So the last time I did a lecture notes post was in week 4. There was the Easter break, I got sick and then I just avoided the online world in general for a few weeks, but I’m back now, so lets carry on with it.
This week’s lecture was a throwback to week one, we talked about industrial media, or heritage media again, this time in terms of scarcity.
First up, heritage media is capital intensive, requiring huge amounts of money to make media, after the upfront costs required to establish a media-making model. The consequence of this is that everything must be produced with the $return in mind. As Adrian says “advertising only works if people are watching”.
Heritage media celebrates scarcity (because it makes advertising spots worth more). Newspapers could print 1,000 pages daily instead of 50 but they don’t because not only would it make the actual paper hard to manage, but because nobody wants to pay $10 for the daily news, and the advertising spots would be worth less. Television can only play one thing at a time and so will put the popular shows on at times when they know that the most people will be available to watch (hence making the advertising spots more valuable).
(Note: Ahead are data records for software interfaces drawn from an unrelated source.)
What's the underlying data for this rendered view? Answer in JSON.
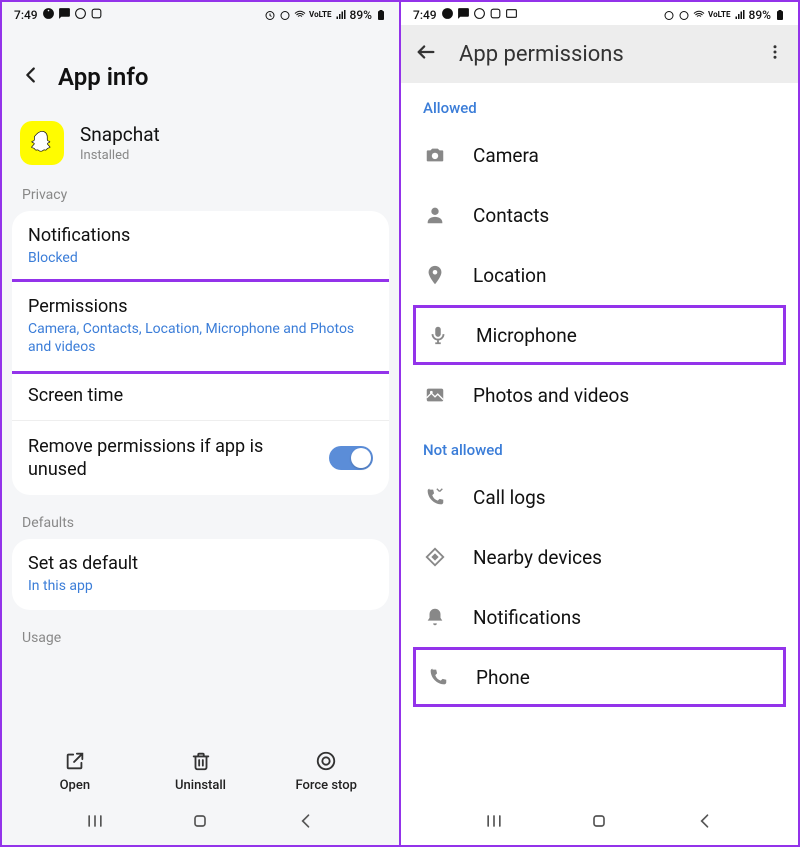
{
  "status": {
    "time": "7:49",
    "battery": "89%"
  },
  "left": {
    "title": "App info",
    "app": {
      "name": "Snapchat",
      "status": "Installed"
    },
    "privacy": {
      "label": "Privacy",
      "notifications": {
        "title": "Notifications",
        "sub": "Blocked"
      },
      "permissions": {
        "title": "Permissions",
        "sub": "Camera, Contacts, Location, Microphone and Photos and videos"
      },
      "screentime": {
        "title": "Screen time"
      },
      "remove": {
        "title": "Remove permissions if app is unused"
      }
    },
    "defaults": {
      "label": "Defaults",
      "setdefault": {
        "title": "Set as default",
        "sub": "In this app"
      }
    },
    "usage": {
      "label": "Usage"
    },
    "actions": {
      "open": "Open",
      "uninstall": "Uninstall",
      "forcestop": "Force stop"
    }
  },
  "right": {
    "title": "App permissions",
    "allowed": {
      "label": "Allowed",
      "items": [
        "Camera",
        "Contacts",
        "Location",
        "Microphone",
        "Photos and videos"
      ]
    },
    "notallowed": {
      "label": "Not allowed",
      "items": [
        "Call logs",
        "Nearby devices",
        "Notifications",
        "Phone"
      ]
    }
  }
}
Because of this scarcity, heritage media can’t afford to take risks. If one outlet finds a new formula that makes a lot of money and draws a big audience (eg. Masterchef) then the other outlets will copy that format (eg. My Kitchen Rules) and so television becomes a sheep chasing sheep model.
Where’s the innovation there? There is only so much you can do, it’s like innovation in the car industry. You might update the engine, move the fins or add racing stripes, but a car will remain a vehicle with four wheels and an engine for a long, long time.
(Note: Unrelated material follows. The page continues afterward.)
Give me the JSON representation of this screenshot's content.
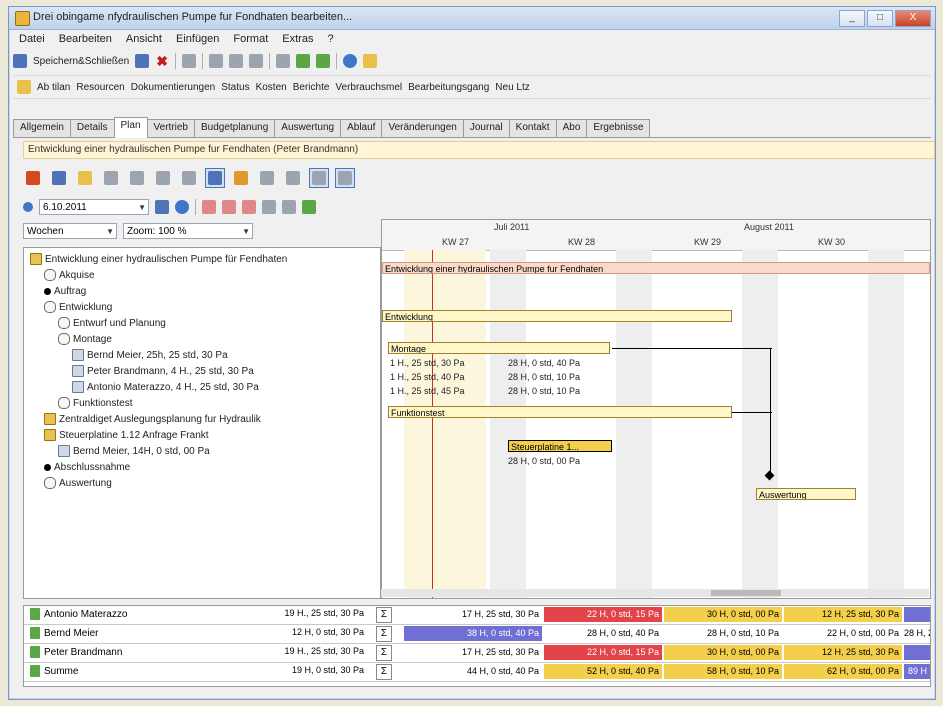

In the post-industrial media age (which we are entering into), scarcity is not valued. Access to the means of production has been flipped and there is no longer a huge financial barrier to set up a media institution (free blog anyone?). Adrian notes, “once you take scarcity away … everything else collapses” and so we are on the cusp, in the swamp between heritage media and new media. We are the one who have to figure out what that means, how we can make money (and meaning) from it, and where it all fits in this post-industrial media age.
Pay attention to the things that push back…